In the US, over 2.5 billion plastic foam cups are discarded every year, most of which will take anywhere between 50 to 80 years to decompose. Considering that Americans dispose of nearly 33 million tons of plastic each year, and only 10-percent of this is actually recycled, the environmental implications of this type of pollution is truly terrifying. In addition to land and water contamination, the accumulation of plastic often leads to animal poisoning and even entanglement of fish, turtles and sea birds in the debris.
A new study, conducted by an international team of scientists, shows that the tiny mealworm could help us tackle today’s growing plastic problem. Technically the larval form of darkling beetle, these creeping organisms can safely consume Styrofoam and certain types of polystyrene. It is, in fact, the microorganisms present in the worms’ guts that are capable of biodegrading plastic, says the research recently published in the Environmental Science and Technology journal. The team said:
Our findings have opened a new door to solve the global plastic pollution problem.There’s a possibility of really important research coming out of bizarre places. Sometimes, science surprises us. This is a shock.
Led by Craig Criddle, a civil and environmental engineering professor, the research is the result of a collaboration between Stanford University and Chinese scientists mainly from Beijing-based BeiHang University. To test their theory, the team allowed 100 mealworms to feast on 34 to 39 milligrams of Styrofoam – nearly the weight of a tiny pill – every day. Thanks to a complex process of bacterial decomposition, they were able to convert more than half of the ingested plastic into carbon dioxide, much like they normally do with any kind of food.
In the next 24 hours, the animals excreted the remaining consumed Styrofoam, in the form of biodegraded fecal matter that actually looks like tinier versions of rabbit droppings. According to the researchers, the worms, living on a Styrofoam diet, were found to be as healthy as the ones eating normal food. What is more, their waste seemed safe enough to be used as animal manure, for better crop yield. An earlier research, conducted by the same group, revealed that waxworms, the larval form of Indian mealmoths, contain similar gut microbes that can decompose polyethylene, a type of plastic commonly used for making trash bags.
At present, the scientists are working to see if mealworms, and other insects, can decompose different types of plastics, including polypropylene (used in fabrics and automotive components) and microbeads (basically, minuscule polyethylene spheres that are used as exfoliants in cosmetic products). They will also check if employing this approach, of using animals to biodegrade plastic, could potentially disrupt the food chain. Another major focus, of the team, involves looking for similar solutions to tackle marine pollution.
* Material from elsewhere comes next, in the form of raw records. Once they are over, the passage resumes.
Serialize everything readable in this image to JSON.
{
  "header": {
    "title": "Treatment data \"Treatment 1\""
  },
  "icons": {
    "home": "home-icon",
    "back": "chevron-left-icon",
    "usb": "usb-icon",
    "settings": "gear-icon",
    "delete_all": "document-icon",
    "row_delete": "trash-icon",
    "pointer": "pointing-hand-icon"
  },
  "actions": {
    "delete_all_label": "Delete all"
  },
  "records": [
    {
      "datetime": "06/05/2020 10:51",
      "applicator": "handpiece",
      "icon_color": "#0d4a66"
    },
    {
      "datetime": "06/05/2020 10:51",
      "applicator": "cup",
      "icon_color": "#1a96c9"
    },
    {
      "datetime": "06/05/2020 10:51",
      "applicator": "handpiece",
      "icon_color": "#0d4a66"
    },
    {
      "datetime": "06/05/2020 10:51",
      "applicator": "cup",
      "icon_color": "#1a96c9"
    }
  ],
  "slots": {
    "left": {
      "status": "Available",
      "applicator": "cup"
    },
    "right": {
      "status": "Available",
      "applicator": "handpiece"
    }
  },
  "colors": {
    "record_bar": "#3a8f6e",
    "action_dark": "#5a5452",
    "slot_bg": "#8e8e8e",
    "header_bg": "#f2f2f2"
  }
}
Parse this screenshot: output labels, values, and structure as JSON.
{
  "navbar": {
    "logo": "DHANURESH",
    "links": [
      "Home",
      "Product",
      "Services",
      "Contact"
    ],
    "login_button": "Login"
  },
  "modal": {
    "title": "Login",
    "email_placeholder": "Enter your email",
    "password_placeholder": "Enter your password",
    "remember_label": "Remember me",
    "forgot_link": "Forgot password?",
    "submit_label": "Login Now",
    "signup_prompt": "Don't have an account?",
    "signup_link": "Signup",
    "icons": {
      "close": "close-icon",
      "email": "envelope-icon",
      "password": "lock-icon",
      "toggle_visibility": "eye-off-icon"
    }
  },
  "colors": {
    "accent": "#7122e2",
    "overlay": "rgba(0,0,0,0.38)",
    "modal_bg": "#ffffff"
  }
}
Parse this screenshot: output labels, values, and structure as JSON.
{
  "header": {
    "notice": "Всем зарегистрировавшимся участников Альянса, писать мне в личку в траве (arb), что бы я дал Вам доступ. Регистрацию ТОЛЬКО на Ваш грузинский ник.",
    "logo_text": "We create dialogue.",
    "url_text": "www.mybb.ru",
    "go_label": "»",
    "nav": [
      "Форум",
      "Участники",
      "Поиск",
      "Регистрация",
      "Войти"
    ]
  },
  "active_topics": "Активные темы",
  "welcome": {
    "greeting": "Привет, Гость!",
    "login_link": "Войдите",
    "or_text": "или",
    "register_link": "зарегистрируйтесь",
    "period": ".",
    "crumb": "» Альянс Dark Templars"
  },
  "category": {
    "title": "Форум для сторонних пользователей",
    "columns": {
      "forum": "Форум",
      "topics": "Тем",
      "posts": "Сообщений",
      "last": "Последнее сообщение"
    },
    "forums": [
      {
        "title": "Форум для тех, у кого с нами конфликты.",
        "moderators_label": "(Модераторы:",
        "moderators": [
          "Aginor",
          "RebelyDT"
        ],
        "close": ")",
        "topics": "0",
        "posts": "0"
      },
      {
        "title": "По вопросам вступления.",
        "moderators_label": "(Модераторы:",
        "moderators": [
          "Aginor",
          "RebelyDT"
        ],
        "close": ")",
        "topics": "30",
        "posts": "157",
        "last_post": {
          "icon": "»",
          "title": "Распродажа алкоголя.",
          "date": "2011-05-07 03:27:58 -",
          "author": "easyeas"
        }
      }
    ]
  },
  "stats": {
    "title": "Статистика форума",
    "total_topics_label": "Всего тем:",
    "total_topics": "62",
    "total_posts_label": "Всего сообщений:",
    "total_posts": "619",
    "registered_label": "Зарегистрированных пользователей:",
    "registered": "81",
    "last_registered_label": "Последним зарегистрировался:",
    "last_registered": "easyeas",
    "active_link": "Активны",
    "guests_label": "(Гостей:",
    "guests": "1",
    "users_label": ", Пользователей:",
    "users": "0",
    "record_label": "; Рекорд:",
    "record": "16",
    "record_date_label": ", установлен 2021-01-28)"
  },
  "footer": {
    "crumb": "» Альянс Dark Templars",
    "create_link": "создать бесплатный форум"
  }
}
For instance, every day in Los Angeles alone, over 10 metric tons of plastic waste is dumped into the Pacific Ocean.
The project follows a 2004 research, by Stanford Woods Institute for the Environment, that aimed at evaluating the feasibility of commercial manufacturing of eco-friendly building materials and nontoxic bioplastics. The significance, of the current breakthrough, lies in the fact that it offers a solution to the world’s rapidly-mounting Styrofoam waste, which until now was believed to be completely non-biodegradable. Additionally, it provides greater insight into the process of microbial decomposition that the mealworms employ to biodegrade plastic debris. Replicating the mechanism could potentially lead to the development of safer and more efficient management of plastic pollution.
Source: Stanford University